Caked in heavy, elaborate eye makeup that you’ll see on many faces at future Comic-Cons, Mikkelsen is a treasure of sinister monstrosity, sure to delight those who reveled in his star turn as Hannibal Lecter. In one early scene, he casually decapitates a hapless librarian with the kind of badass insouciance that Will Smith tried and failed to pull off in the dour Suicide Squad. By contrast, Cumberbatch’s Strange sometimes fumbles as he’s learning the ways of magic. Cumberbatch himself, however, gives a formidable performance, effortlessly conveying each beat of Strange’s emotional journey—from defeated man of science to triumphant sorcerer supreme—while remaining consistently human throughout.
Swinton and Chiwetel Ejiofor (as Strange’s ally Mordo) are similarly impressive: Both would be fascinating to watch for the way they move in their gorgeous, layered robes (by Academy Award–winning costume designer Alexandra Byrne) alone. Mordo in particular—always villainous in the comics—emerges here as a fully realized presence, one whose inevitable descent (in future films, presumably) will be all the more compelling for his sympathetic portrayal here. Benedict Wong—confusingly cast as Strange’s mononymic pal Wong—manages to be funnier as a quiet straight man than many actors would be while delivering streams of jokes. Only Rachel McAdams’ Dr. Christine Palmer is wasted. As Strange’s love interest, she is never a mere damsel in distress, but she serves little individual purpose, apart from providing her paramour someone to apologize to.
Thanks in part to its charming cast, and despite its serious intentions, Doctor Strange is a pleasantly silly film, with plenty of humor hiding amid all the reality-distorting special effects and high-flying action. Largely eschewing the baroque dialogue of the early comics—and the high camp that went with it—Derrickson and his co-writers embrace the blithe banter of other Marvel films. There’s even a great deal of physical comedy, much of it from Strange’s ornery cloak of levitation. In one scene, it separates from the hero and wraps itself around one of his anonymous enemies, repeatedly slamming the malefactor’s head into the ground. In another, it gently reaches out and dries Strange’s tear-stained face, seemingly unbidden. Like Guardians of the Galaxy’s Groot before it, this animate artifact will likely prove itself the film’s true breakout star.

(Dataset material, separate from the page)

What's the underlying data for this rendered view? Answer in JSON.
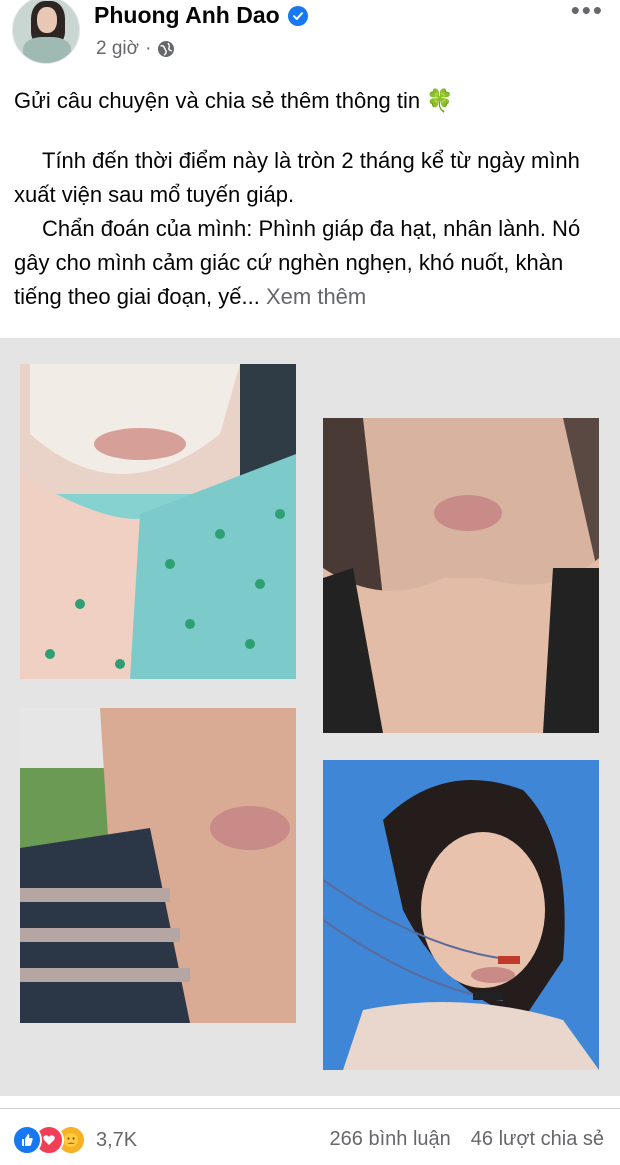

Ultimately, though, it’s Doctor Strange’s return to its protagonist’s long lost psychotherapeutic roots that works best. We don’t, the Ancient One tells Strange, defeat our demons, so much as we rise above them. Her point, which the film repeatedly affirms, is that the physician must heal himself—and that he can only do so by looking within. The film turns what could have been a trite insight into a rousing spectacle in the sequence in which Strange travels into Dormammu’s dark dimension, a void full of floating bulbous globes connected by knotted pathways. Clearly inspired by similar locales in the comics, it still looks like nothing so much as a woven mass of neurons, axons, and dendrites—the human mind reimagined as some monstrous maze.

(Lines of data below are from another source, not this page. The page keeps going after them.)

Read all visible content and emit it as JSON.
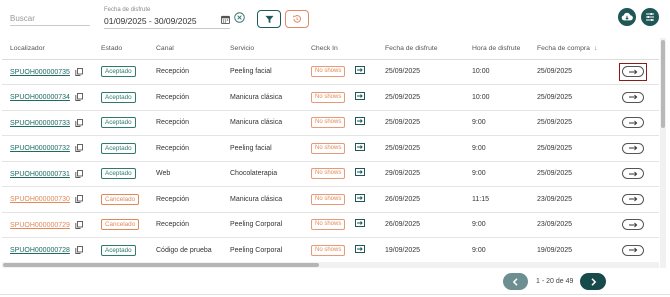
{
  "toolbar": {
    "search_placeholder": "Buscar",
    "date_label": "Fecha de disfrute",
    "date_value": "01/09/2025 - 30/09/2025"
  },
  "table": {
    "headers": {
      "localizador": "Localizador",
      "estado": "Estado",
      "canal": "Canal",
      "servicio": "Servicio",
      "checkin": "Check In",
      "fecha_disfrute": "Fecha de disfrute",
      "hora_disfrute": "Hora de disfrute",
      "fecha_compra": "Fecha de compra"
    },
    "sort_indicator": "↓",
    "rows": [
      {
        "loc": "SPUOH000000735",
        "estado": "Aceptado",
        "canal": "Recepción",
        "servicio": "Peeling facial",
        "checkin": "No shows",
        "fecha": "25/09/2025",
        "hora": "10:00",
        "compra": "25/09/2025"
      },
      {
        "loc": "SPUOH000000734",
        "estado": "Aceptado",
        "canal": "Recepción",
        "servicio": "Manicura clásica",
        "checkin": "No shows",
        "fecha": "25/09/2025",
        "hora": "10:00",
        "compra": "25/09/2025"
      },
      {
        "loc": "SPUOH000000733",
        "estado": "Aceptado",
        "canal": "Recepción",
        "servicio": "Manicura clásica",
        "checkin": "No shows",
        "fecha": "25/09/2025",
        "hora": "9:00",
        "compra": "25/09/2025"
      },
      {
        "loc": "SPUOH000000732",
        "estado": "Aceptado",
        "canal": "Recepción",
        "servicio": "Peeling facial",
        "checkin": "No shows",
        "fecha": "25/09/2025",
        "hora": "9:00",
        "compra": "25/09/2025"
      },
      {
        "loc": "SPUOH000000731",
        "estado": "Aceptado",
        "canal": "Web",
        "servicio": "Chocolaterapia",
        "checkin": "No shows",
        "fecha": "29/09/2025",
        "hora": "9:00",
        "compra": "25/09/2025"
      },
      {
        "loc": "SPUOH000000730",
        "estado": "Cancelado",
        "canal": "Recepción",
        "servicio": "Manicura clásica",
        "checkin": "No shows",
        "fecha": "26/09/2025",
        "hora": "11:15",
        "compra": "23/09/2025"
      },
      {
        "loc": "SPUOH000000729",
        "estado": "Cancelado",
        "canal": "Recepción",
        "servicio": "Peeling Corporal",
        "checkin": "No shows",
        "fecha": "26/09/2025",
        "hora": "9:00",
        "compra": "23/09/2025"
      },
      {
        "loc": "SPUOH000000728",
        "estado": "Aceptado",
        "canal": "Código de prueba",
        "servicio": "Peeling Corporal",
        "checkin": "No shows",
        "fecha": "19/09/2025",
        "hora": "9:00",
        "compra": "19/09/2025"
      }
    ]
  },
  "pagination": {
    "label": "1 - 20 de 49"
  },
  "colors": {
    "accent": "#1f5656",
    "accepted": "#2f7a6d",
    "cancelled": "#e08a5a",
    "highlight": "#8b1a1a"
  }
}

Though the film’s clever resolution to Strange’s inner conflict is better seen than described, suffice to say that it finds Strange willfully revisiting his painful past trauma, much as a patient might while reclining on a therapist’s couch. In this bizarre elsewhere, the neurosurgeon becomes a therapist once again, this time by confronting his own nightmares and reclaiming his own power from them. It is only fitting that, in the process, the film lets him find his peace by distantly nodding to the story that began it all.